Our relationship with money is complex. On one hand, money is something we covet and need, but on the other hand, money also acts as a symbol of wealth and status. No other commodity plays around with our emotions the way money does. The strange thing about money is that many of us have different attitudes toward it, depending on our worldview and how we were bought up.
Over the years, I've made my fair share of money mistakes and ended up either spending more than I should have or missing out on opportunities to grow my wealth. I think it's important for us to be able to keep such mistakes small and to learn quickly from them so that they don't snowball and completely wipe out our wealth.
Here are four money mistakes I've made and that you can easily avoid.
1. Carrying credit card balances month to month
Swiping that credit card is tempting, but watch out for the charges associated with not paying off your balance each month! Banks will happily allow you to use that credit card for a range of purchases, but levy a hefty interest rate of as high as 25% to 28% per year on any balances that are not paid on time.
During my younger days, I was blissfully unaware of this and out of curiosity, I rolled over a small balance of mine past its due date. The charges I was subsequently hit with quickly led me to realize the folly of my actions. So, remember to settle all credit card debts on time and in full. Not doing so would suck away valuable cash that could be used for other, more useful purposes.
2. Running out of funds for investment
When I first started out investing back in 2006, I was pretty clueless about how to manage my investment funds. A good practice would be to slowly but steadily inject money into promising companies over time, allowing the beauty of compounding to work its magic. During normal times, this might have worked like a charm.
However, when faced with the onset of the Great Recession during October 2008, I was unable to contain my excitement at seeing so many bargains and rapidly deployed my capital. It turned out that I was too hasty, as share prices and valuations continued their descent through to March 2009. As I had deployed too quickly, I ran out of precious cash to average down on my positions as the crisis dragged on. Investors should learn to pace their share purchases properly in order to avoid this mistake I made.
3. Impulse purchases
Retailers are adept at marketing products and services that we don't even realize we need, resulting in purchases that are made on the spur of the moment. I had one case of cognitive dissonance a few years ago by purchasing a rather expensive guitar, as I was much into musical instruments at the time. Looking back, I now recognize that it was a passing phase in my life and I ended up not being committed to learning the craft.

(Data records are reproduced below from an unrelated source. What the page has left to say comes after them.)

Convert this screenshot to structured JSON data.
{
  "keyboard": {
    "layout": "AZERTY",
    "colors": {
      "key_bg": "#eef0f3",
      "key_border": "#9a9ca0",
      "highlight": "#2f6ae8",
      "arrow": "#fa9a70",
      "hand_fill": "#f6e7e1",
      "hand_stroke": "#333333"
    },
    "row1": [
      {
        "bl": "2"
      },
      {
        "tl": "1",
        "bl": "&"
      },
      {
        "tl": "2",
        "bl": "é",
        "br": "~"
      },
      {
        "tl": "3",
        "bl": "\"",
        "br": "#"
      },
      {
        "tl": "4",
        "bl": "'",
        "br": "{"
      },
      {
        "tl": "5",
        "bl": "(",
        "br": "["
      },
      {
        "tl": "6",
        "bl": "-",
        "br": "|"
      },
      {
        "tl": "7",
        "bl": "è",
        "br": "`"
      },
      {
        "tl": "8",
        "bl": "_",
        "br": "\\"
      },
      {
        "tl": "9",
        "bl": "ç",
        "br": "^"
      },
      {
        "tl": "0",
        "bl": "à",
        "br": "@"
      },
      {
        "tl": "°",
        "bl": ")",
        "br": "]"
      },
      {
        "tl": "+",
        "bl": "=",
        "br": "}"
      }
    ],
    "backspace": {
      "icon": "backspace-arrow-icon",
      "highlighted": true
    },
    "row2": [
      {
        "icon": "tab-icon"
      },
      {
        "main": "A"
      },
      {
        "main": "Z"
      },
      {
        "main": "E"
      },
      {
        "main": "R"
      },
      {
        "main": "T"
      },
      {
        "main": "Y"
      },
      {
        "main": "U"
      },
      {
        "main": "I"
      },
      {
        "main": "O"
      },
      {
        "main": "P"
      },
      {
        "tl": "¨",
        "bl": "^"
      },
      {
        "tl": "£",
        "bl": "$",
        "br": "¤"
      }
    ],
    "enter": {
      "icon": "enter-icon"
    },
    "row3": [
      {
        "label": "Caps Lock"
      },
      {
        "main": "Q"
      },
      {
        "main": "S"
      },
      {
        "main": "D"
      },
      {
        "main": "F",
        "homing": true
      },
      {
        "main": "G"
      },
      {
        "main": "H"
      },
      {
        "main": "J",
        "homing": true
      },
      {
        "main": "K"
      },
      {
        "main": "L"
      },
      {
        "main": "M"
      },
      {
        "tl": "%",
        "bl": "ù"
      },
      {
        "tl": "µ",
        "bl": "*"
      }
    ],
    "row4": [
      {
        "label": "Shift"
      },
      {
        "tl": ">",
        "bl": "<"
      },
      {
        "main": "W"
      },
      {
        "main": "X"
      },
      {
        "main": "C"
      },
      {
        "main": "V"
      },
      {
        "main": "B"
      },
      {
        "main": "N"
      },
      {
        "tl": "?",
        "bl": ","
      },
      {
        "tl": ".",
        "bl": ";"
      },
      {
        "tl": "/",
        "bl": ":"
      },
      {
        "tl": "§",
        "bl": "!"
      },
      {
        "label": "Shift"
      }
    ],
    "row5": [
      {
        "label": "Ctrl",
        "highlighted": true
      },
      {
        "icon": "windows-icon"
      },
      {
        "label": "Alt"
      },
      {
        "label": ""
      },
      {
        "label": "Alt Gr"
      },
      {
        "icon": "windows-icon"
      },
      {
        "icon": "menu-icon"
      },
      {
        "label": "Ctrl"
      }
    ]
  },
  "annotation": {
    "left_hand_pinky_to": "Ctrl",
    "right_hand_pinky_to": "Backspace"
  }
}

The guitar ended up being severely underused and became a white elephant, gathering dust in my room. Being several hundreds of dollars poorer wasn't the reason for my being upset; it was more the case of not thinking through the purchase and letting my emotions get the better of me. Since I was just starting out as a novice guitar learner, I could have purchased a lower-end guitar to assess if I was interested in mastering the instrument, rather than splashing out on a more expensive model early on.
For the purchase of larger-ticket items, my advice would be to carefully consider if you really need it, or if you could make do with a cheaper version. Don't fall for the impulse purchase trick that marketers constantly play on us.
4. Insufficient insurance coverage
I was fairly confident that I was well-covered in terms of insurance needs as I started out in my career after graduation. I had a great life and term plan, hospitalization coverage, and also critical illness protection in the event that something unexpected occurred. However, I didn't realize that I had neglected to purchase an accident plan.
Being an avid squash player, the probability of my sustaining an injury was high. During one of my sessions, I inadvertently sustained a muscle injury as I did not do a proper warm-up. The subsequent recovery and physiotherapy sessions ended up costing a significant sum, and I realize in hindsight that due to the punishing nature of the sport I was playing, I should have at least thought of buying an accident policy to cover myself in the event of sports injuries.